If it were not for our sense of hearing we would likely not exist at all. Consider primitive man, cold and alone deep in the jungle. All kinds of cunning and smarts led to humanity’s evolutionary advantage over all the other species. But Primitive man sure could not outrun a saber-toothed tiger. It was only thanks to the head start this primitive man could get when he heard the saber-toothed tiger approaching that primitive man could get a head start on running to live another day.
But of course all we have to do is look around the hustle and bustle of our modern lives to see that this is just as true today as it was in this example of prehistory. Ponder for a moment how much more likely you are to be in an accident just walking down a city street if you could not hear. All the honking horns that crowd our cities might wear on our nerves, but they also sure are preventing some accidents.
The risks of being in traffic as either a driver or a pedestrian increase substantially with hearing loss. And this does not have to mean only cars, but also foot traffic or crowds in general.
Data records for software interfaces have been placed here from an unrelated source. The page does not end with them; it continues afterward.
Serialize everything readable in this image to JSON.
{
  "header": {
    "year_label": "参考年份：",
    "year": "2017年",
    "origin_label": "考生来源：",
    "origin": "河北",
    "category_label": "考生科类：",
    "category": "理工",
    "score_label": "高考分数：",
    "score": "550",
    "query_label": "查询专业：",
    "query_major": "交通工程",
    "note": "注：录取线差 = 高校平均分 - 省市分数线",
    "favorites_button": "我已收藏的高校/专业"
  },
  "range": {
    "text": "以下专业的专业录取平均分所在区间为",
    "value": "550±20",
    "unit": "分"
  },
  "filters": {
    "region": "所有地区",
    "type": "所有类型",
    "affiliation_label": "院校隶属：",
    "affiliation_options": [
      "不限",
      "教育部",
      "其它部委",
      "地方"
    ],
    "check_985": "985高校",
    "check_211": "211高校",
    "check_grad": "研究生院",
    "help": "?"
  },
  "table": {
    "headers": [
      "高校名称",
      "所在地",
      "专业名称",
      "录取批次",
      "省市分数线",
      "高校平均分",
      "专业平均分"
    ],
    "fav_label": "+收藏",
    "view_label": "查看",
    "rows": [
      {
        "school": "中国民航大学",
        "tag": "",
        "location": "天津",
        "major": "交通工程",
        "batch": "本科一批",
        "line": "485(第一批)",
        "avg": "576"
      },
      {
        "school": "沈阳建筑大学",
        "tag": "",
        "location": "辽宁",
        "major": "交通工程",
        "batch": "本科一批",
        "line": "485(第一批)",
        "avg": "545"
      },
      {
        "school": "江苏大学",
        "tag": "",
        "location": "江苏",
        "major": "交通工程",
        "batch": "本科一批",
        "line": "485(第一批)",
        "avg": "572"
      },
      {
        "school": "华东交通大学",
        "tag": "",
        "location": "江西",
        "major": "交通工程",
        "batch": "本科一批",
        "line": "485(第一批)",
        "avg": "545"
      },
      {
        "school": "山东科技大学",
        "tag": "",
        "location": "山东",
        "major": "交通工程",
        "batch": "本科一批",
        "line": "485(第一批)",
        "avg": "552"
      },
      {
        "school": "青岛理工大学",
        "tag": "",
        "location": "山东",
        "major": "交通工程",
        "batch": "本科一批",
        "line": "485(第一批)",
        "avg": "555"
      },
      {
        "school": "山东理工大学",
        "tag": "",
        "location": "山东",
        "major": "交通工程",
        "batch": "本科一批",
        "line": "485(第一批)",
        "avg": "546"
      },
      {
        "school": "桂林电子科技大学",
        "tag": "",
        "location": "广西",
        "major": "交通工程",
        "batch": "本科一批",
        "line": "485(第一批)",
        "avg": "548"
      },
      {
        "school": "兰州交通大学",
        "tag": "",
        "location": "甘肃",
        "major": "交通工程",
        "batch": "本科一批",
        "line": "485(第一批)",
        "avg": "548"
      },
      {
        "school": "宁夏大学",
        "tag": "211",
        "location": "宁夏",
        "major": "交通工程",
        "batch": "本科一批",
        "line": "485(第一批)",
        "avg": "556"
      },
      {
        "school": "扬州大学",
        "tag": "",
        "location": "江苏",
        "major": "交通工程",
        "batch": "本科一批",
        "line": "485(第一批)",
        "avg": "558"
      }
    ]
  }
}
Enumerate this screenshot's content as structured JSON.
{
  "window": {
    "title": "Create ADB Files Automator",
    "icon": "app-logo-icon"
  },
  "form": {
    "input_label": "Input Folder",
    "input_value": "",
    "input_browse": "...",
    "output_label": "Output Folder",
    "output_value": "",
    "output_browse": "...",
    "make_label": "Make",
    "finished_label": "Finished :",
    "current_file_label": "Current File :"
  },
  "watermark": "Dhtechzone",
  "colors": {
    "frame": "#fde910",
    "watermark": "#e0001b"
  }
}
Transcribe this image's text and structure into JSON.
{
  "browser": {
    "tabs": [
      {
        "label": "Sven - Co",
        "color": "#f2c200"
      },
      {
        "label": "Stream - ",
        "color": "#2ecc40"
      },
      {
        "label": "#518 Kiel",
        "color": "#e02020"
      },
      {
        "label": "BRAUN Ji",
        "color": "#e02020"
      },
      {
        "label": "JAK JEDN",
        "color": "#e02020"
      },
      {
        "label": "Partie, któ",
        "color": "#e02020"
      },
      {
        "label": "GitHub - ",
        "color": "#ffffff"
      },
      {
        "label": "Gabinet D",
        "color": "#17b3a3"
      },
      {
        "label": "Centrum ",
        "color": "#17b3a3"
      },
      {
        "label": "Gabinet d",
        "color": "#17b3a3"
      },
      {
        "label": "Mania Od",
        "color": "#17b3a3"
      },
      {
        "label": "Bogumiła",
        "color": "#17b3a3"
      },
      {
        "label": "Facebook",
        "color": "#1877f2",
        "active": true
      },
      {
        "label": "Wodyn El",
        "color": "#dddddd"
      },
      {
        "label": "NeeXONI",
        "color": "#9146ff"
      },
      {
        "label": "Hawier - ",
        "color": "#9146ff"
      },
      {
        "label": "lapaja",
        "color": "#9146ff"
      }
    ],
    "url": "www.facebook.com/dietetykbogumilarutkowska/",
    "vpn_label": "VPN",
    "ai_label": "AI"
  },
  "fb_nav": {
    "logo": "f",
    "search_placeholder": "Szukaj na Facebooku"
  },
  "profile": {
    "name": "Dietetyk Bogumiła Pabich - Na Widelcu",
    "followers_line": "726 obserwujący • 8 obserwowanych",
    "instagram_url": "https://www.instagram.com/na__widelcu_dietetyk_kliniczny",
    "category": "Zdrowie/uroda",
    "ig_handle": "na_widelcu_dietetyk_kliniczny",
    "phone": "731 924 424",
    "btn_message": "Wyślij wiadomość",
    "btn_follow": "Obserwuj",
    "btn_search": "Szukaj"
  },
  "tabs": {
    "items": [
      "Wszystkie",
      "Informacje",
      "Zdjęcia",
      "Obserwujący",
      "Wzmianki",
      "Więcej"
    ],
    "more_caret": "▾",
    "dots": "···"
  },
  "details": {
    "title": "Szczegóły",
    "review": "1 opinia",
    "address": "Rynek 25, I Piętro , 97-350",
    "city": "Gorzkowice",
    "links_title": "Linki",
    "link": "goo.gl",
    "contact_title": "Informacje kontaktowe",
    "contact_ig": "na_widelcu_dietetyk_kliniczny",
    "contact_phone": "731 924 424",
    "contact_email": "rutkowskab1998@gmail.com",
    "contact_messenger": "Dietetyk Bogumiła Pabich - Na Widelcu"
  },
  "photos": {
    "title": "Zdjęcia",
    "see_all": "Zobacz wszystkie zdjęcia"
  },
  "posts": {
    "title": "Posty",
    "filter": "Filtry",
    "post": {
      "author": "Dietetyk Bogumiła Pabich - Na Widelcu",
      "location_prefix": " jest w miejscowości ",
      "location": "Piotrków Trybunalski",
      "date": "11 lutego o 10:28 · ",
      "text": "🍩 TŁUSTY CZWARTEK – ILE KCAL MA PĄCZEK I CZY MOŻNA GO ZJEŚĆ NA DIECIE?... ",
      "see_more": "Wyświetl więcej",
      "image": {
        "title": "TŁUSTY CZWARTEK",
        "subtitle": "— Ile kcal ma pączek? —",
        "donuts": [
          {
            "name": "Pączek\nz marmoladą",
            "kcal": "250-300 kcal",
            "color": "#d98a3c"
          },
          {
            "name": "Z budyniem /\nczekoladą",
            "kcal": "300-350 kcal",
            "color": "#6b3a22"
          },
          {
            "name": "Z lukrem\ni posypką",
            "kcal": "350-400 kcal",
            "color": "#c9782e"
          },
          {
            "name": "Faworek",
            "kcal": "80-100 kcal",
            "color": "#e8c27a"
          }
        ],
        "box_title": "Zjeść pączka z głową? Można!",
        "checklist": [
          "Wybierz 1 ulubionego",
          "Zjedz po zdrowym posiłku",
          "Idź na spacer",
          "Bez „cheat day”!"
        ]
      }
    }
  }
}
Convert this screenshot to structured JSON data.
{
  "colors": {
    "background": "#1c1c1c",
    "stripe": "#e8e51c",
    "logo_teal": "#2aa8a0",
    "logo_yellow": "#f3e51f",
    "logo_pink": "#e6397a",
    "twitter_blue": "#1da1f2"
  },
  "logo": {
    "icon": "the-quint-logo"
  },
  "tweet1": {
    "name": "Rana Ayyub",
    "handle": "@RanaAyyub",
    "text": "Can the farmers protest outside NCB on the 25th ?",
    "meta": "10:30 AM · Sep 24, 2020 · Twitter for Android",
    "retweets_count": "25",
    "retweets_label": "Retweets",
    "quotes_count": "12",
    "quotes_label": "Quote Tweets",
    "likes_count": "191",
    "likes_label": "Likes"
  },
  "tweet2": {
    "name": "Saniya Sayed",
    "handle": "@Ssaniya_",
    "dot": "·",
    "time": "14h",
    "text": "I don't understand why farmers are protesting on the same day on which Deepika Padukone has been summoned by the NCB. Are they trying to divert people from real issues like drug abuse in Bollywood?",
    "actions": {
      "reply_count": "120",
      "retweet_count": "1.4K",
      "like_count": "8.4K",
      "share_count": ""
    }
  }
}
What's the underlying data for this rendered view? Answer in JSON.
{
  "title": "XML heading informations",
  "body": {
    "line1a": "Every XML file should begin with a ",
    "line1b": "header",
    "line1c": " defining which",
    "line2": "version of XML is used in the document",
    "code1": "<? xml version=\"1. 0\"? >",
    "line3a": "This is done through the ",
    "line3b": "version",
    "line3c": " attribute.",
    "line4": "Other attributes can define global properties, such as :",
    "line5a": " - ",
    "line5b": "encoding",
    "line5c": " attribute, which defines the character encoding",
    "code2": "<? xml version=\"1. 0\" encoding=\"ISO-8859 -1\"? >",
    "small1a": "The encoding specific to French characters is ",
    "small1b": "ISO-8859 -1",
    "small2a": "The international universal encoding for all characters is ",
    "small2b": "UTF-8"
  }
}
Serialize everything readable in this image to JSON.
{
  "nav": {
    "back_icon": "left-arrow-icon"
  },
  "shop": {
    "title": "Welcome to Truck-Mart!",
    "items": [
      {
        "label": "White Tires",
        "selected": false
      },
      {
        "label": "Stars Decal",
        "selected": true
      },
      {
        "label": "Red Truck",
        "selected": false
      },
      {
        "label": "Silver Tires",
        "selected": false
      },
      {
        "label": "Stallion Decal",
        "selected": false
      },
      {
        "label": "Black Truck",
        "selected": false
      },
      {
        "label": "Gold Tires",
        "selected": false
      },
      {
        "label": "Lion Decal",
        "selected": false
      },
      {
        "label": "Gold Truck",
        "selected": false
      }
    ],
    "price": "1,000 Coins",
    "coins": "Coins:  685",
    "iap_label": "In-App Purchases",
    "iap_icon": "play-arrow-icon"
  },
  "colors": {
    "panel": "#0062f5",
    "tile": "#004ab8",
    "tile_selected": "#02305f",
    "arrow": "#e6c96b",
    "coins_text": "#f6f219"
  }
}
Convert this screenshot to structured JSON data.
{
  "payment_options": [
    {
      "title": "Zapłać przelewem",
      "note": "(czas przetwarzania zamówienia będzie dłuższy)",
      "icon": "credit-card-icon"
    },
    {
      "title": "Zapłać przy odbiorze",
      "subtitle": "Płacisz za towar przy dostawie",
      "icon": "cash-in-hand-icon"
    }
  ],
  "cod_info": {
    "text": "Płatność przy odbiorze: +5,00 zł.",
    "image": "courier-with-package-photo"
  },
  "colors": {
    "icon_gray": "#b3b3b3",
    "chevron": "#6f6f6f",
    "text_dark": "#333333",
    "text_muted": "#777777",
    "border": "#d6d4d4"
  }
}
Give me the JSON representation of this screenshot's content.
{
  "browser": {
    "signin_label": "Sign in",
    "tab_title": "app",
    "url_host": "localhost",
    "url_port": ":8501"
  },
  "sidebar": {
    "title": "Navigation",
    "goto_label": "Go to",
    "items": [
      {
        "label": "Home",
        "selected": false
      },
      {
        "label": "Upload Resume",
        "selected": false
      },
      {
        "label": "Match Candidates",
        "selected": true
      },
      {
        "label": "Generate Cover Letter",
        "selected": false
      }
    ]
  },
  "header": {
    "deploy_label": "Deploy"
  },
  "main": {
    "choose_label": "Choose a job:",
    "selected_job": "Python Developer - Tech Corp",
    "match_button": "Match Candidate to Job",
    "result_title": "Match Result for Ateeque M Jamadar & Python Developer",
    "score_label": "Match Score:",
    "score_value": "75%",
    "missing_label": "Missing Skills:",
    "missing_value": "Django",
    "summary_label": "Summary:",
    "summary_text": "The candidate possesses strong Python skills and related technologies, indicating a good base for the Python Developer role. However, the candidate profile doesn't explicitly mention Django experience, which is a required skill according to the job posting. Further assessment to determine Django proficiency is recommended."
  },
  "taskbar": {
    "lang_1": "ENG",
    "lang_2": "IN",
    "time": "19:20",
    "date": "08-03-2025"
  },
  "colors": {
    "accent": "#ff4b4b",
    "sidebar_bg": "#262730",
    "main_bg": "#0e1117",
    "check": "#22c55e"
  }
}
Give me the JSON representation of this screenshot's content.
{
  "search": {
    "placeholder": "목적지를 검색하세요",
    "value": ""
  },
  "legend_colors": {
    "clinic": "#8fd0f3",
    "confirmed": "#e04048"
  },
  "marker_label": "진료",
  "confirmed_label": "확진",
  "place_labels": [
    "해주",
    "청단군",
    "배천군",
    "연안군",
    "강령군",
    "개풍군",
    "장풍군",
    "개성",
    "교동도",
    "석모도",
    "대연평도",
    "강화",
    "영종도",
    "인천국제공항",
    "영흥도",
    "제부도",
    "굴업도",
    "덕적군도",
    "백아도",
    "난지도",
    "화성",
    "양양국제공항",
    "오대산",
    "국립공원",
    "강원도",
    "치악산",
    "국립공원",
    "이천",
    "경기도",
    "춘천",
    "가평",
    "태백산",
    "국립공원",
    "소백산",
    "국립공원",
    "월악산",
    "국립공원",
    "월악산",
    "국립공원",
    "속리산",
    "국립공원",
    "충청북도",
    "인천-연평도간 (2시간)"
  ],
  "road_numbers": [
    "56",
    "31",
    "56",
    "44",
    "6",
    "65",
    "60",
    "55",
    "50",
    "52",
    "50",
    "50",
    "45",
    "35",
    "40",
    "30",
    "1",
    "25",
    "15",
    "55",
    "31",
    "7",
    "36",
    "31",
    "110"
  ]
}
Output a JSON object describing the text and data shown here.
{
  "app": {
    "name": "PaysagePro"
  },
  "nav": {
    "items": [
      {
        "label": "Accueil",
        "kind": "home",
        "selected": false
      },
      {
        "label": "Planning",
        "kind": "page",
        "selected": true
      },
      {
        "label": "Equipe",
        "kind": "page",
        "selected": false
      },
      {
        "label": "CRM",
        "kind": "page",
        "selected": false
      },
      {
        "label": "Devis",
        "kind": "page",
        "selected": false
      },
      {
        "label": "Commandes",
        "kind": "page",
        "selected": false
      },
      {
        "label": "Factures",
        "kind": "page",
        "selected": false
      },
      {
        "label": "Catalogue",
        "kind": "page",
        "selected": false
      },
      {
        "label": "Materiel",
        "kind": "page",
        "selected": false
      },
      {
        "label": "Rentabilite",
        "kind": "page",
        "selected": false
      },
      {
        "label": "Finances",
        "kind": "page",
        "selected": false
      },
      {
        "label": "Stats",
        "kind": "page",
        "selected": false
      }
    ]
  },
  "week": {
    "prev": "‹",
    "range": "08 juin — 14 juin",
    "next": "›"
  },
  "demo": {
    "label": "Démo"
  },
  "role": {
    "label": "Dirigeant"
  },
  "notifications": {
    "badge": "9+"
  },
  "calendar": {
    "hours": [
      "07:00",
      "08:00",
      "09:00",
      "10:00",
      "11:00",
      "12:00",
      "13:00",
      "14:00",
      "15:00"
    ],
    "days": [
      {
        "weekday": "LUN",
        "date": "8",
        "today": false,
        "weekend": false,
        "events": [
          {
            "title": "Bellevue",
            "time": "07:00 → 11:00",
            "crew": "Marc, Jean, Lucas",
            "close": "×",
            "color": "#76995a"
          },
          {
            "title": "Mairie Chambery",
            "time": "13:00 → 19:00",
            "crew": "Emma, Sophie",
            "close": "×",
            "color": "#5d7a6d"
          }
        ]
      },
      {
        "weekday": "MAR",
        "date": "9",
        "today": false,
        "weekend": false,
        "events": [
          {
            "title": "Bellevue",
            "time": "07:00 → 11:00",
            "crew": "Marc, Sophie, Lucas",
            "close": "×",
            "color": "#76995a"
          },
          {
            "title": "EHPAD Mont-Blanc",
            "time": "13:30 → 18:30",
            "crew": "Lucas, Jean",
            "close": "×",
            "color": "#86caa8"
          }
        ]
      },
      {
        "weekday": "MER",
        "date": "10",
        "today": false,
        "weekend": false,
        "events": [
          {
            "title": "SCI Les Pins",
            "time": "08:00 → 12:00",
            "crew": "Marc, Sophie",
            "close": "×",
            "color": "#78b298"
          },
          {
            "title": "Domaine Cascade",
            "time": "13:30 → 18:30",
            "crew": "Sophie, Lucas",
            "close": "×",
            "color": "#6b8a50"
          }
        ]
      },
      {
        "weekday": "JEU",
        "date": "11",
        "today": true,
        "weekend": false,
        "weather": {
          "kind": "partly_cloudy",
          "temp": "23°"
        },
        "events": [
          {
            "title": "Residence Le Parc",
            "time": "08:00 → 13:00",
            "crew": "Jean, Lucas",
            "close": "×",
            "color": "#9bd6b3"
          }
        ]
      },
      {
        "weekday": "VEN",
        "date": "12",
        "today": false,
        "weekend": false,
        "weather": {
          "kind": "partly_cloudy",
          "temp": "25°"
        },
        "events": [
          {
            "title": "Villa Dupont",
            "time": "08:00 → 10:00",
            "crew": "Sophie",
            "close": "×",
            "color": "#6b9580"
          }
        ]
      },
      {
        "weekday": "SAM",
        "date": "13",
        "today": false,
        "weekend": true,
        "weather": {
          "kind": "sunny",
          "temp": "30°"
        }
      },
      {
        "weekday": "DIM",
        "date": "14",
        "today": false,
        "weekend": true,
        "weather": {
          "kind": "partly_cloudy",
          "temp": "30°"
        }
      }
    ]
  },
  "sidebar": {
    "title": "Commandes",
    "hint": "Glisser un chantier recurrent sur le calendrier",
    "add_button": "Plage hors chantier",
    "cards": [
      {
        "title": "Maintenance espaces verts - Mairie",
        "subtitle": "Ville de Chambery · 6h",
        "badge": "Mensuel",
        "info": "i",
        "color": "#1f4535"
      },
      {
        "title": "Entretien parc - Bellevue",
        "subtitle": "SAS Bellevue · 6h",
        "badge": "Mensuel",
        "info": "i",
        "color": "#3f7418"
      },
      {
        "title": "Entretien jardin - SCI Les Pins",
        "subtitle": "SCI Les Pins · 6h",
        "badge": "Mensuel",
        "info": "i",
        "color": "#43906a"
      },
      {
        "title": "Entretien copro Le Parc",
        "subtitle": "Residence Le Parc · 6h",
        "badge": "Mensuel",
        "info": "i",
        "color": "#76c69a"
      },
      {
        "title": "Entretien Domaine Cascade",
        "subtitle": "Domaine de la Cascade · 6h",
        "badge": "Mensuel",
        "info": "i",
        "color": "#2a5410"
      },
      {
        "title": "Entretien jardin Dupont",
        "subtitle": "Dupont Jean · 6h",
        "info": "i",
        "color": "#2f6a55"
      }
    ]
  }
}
The dangers of accidents are increased in small ways like simply avoiding light bumps into other people and massive ways like not hearing a siren or alarm.
Hearing loss also increases the risks of home safety and security. Worst case scenario you might not hear home intruders. And the dangers of many workplaces are increased: heavy machinery, power tools, falling objects.
We also depend on our central auditory systems to maintain our balance. So the risks of accident from hearing loss come not only from our environments, but internally. Obviously when your balance is thrown off you are more likely to fall. Being dizzy is no joke. Your risk level increases exponentially even in otherwise completely safe environments. Not only would dizziness prevent you from driving or even navigating the grocery store and seeing simple errands through. You might fall down completely unprovoked. You could even just fall out of bed or out of a chair in your home. Keeping up with your hearing health is the best way to minimize the risk of developing problems with your balance.
Studies categorized accidents due to hearing loss in three ways: driving-related, work-related, and leisure-related. Many people assume that just because hearing loss is so common it must be relatively harmless, but nothing could be further from the truth. Studies found that one out of every six people who reports to have suffered an accident in the previous three months also self-reports their hearing to be less than perfect. And overall, people with hearing loss are twice as likely to suffer an injury from an accident than those with perfect hearing.
Did you know that among people who use hearing aids they have waited an average of seven years before suspecting that they might need one and actually starting to do so? Did you know that over 2/3 of Americans with disabling hearings loss neglect to treat it?
Hearing loss can be very tricky to self-diagnose for many reasons. Don’t wait. Make an appointment with one of our trained hearing health professionals today.